# What the task asks:
Gather every line below where "header" appears.

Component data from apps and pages
<<<<
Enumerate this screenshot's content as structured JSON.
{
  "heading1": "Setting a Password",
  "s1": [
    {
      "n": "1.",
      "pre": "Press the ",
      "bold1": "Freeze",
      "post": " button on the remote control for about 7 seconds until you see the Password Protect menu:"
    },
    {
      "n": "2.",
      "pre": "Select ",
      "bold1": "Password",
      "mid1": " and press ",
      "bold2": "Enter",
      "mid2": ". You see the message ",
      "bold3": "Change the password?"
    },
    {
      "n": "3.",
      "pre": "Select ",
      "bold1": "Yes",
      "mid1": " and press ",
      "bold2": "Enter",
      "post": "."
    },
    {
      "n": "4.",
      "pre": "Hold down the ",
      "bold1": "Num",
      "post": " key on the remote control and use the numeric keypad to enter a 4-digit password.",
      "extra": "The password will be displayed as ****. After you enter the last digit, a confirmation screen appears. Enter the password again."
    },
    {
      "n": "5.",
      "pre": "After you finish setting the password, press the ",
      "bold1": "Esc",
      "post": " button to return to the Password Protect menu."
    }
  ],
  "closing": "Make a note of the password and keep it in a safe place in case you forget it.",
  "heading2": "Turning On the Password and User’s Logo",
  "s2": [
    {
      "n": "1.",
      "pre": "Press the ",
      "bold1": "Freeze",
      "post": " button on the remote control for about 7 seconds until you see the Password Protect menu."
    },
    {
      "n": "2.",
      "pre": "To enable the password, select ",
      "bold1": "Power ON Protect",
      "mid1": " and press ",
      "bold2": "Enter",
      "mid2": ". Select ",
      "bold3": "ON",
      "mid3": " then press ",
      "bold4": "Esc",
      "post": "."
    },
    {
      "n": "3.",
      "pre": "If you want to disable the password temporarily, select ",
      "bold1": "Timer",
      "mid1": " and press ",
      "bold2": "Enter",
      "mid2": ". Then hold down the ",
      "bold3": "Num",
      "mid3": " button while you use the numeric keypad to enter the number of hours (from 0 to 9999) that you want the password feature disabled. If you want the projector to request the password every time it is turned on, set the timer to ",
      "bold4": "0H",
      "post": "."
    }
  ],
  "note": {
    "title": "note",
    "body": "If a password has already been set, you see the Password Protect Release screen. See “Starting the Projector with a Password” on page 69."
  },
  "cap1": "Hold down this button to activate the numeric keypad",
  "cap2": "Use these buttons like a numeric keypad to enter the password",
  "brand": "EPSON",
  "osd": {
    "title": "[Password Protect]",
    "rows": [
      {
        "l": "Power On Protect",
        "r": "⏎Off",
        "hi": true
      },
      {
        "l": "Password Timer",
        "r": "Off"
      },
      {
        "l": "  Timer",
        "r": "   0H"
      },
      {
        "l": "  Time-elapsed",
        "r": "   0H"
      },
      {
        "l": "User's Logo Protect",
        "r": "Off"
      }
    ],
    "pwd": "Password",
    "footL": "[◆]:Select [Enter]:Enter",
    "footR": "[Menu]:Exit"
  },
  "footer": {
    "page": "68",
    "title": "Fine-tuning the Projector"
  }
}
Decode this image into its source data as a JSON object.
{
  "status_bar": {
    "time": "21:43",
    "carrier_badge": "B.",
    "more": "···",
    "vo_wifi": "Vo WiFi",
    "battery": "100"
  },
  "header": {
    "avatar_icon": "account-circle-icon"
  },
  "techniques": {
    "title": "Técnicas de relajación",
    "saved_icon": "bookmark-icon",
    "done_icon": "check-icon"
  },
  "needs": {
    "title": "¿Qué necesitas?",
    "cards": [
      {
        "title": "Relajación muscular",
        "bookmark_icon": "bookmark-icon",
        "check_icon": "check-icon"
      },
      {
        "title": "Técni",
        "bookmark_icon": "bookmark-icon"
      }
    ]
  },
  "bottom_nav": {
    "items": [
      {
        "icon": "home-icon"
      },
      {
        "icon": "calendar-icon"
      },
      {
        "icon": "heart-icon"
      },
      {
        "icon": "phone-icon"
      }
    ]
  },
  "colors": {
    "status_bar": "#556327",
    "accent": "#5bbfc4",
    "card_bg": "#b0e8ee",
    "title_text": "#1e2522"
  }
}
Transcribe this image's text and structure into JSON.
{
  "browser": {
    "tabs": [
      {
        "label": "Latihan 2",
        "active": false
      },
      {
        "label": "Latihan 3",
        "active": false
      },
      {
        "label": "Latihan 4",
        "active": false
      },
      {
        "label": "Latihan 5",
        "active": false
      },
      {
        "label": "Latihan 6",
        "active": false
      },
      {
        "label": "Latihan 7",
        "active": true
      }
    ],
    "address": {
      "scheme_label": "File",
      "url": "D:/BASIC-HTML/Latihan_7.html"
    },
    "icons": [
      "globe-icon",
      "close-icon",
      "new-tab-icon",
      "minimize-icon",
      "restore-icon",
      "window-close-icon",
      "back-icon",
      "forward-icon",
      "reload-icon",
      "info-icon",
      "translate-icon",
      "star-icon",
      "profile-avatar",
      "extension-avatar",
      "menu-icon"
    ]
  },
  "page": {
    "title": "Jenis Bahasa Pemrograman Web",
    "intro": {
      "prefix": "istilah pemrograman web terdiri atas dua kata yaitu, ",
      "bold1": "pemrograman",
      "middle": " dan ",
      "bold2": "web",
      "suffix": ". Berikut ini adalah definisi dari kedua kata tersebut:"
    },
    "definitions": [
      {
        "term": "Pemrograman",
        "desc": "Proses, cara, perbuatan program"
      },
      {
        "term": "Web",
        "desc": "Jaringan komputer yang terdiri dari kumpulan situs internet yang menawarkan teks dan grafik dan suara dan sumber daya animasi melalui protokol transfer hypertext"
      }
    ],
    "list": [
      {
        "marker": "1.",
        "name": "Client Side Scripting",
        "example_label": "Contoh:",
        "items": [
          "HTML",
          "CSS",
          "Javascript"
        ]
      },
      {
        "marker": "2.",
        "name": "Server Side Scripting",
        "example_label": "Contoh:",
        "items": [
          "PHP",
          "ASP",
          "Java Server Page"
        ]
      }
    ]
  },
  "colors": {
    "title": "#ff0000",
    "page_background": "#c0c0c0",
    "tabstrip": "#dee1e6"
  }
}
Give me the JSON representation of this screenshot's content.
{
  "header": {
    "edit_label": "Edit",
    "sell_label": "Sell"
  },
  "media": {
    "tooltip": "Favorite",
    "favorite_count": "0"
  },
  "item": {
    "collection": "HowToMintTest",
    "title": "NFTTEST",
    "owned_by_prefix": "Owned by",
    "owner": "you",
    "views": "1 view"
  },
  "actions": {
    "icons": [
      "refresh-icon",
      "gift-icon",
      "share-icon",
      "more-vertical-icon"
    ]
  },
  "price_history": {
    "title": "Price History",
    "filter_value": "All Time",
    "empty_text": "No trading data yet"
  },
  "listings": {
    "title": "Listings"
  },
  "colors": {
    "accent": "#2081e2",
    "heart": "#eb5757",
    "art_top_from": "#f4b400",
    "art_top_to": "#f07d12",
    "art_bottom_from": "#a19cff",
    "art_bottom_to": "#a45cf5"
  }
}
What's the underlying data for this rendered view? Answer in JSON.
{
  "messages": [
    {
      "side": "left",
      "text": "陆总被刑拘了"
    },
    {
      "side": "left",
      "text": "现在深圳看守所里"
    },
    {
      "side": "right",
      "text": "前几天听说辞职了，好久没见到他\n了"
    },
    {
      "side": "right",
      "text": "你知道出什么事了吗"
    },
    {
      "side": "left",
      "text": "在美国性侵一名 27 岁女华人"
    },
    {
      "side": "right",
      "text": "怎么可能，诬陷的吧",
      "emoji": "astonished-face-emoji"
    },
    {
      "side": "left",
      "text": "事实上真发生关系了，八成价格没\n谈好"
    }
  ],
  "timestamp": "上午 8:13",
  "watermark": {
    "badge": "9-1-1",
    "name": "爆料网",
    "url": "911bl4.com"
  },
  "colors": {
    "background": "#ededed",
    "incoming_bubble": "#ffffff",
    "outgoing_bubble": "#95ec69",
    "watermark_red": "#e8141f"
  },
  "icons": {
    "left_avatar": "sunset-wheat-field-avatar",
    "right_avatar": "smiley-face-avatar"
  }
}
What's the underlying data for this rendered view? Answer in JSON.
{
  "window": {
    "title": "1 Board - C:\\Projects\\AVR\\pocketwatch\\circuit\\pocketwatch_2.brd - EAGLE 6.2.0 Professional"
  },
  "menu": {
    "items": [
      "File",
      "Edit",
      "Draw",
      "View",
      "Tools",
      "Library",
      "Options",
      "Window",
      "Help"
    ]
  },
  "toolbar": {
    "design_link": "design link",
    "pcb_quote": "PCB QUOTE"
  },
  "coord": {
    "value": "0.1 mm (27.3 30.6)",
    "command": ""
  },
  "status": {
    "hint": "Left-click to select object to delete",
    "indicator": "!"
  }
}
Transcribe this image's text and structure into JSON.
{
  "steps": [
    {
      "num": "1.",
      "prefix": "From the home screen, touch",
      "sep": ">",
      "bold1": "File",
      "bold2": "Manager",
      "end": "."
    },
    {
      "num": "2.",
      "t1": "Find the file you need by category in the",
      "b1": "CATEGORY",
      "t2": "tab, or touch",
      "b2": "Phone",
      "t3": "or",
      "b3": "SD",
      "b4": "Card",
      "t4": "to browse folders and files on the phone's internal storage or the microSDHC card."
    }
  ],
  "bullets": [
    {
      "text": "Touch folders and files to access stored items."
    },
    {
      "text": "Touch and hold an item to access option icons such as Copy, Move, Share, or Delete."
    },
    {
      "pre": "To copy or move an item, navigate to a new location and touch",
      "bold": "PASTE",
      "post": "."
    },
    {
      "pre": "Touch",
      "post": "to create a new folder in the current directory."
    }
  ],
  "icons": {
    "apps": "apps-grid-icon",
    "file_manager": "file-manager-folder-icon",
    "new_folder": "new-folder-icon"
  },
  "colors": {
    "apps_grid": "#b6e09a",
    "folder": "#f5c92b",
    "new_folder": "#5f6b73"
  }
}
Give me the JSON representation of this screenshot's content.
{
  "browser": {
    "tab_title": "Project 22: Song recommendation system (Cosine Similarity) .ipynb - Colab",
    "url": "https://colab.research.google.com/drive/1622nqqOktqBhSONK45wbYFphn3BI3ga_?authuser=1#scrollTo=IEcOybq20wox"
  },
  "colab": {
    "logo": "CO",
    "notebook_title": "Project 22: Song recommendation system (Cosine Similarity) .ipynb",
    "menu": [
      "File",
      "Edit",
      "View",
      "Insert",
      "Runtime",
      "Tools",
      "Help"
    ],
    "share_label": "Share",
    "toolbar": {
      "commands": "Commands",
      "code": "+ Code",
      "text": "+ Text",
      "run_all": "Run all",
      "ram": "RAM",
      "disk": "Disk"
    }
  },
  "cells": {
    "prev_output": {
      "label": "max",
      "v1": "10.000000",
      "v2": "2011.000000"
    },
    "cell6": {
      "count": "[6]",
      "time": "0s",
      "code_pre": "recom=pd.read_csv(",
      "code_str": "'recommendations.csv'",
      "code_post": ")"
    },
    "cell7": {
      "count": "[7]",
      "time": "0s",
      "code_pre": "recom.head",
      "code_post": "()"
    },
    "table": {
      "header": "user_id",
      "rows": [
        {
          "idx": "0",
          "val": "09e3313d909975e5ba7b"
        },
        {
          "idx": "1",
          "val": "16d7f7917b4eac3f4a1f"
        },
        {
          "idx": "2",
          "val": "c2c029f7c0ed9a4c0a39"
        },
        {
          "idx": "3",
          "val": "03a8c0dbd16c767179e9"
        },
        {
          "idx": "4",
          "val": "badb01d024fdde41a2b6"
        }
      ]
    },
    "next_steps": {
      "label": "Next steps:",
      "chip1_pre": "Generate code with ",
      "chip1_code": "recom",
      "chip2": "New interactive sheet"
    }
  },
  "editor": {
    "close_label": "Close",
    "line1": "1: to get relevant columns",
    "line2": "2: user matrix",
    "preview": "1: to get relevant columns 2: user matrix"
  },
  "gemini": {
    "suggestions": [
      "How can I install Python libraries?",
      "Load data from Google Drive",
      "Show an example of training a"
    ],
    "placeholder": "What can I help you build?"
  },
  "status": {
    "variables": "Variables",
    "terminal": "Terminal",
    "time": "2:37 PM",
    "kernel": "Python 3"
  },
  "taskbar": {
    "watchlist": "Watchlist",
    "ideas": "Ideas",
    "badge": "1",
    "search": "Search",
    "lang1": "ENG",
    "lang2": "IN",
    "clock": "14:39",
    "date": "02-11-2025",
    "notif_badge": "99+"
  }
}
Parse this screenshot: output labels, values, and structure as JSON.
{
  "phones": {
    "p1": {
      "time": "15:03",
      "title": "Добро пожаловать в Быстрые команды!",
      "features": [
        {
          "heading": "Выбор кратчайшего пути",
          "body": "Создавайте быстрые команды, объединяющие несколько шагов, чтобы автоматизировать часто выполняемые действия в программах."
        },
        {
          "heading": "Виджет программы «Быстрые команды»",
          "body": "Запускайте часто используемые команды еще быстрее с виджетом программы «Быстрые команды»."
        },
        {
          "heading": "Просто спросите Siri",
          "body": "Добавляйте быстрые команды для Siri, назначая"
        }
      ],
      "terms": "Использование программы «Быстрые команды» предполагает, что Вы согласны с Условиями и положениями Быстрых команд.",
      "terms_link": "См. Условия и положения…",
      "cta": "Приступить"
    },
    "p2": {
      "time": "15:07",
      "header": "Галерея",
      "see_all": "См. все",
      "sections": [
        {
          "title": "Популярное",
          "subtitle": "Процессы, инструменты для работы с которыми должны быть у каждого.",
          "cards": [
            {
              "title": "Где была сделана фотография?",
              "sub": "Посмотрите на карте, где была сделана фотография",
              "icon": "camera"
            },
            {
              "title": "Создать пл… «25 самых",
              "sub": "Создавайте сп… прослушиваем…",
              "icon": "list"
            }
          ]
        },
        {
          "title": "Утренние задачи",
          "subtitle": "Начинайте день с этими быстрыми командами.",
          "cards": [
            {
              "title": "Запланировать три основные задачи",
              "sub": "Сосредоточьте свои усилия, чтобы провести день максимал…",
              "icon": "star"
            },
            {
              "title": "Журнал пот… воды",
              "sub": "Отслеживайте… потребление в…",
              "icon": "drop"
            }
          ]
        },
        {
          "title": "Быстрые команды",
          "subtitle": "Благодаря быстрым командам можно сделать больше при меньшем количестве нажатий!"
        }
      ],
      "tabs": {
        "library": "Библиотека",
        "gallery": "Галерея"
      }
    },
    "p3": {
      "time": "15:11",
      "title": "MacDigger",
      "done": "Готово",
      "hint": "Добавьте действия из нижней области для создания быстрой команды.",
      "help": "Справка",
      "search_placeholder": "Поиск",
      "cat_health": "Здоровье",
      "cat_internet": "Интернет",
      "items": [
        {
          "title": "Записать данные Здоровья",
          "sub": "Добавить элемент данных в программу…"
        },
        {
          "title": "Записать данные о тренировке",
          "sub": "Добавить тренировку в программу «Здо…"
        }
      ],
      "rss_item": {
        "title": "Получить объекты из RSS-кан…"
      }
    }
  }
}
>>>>
# Response to the task:
  "header": {
  "header": {
      "header": "user_id",
      "header": "Галерея",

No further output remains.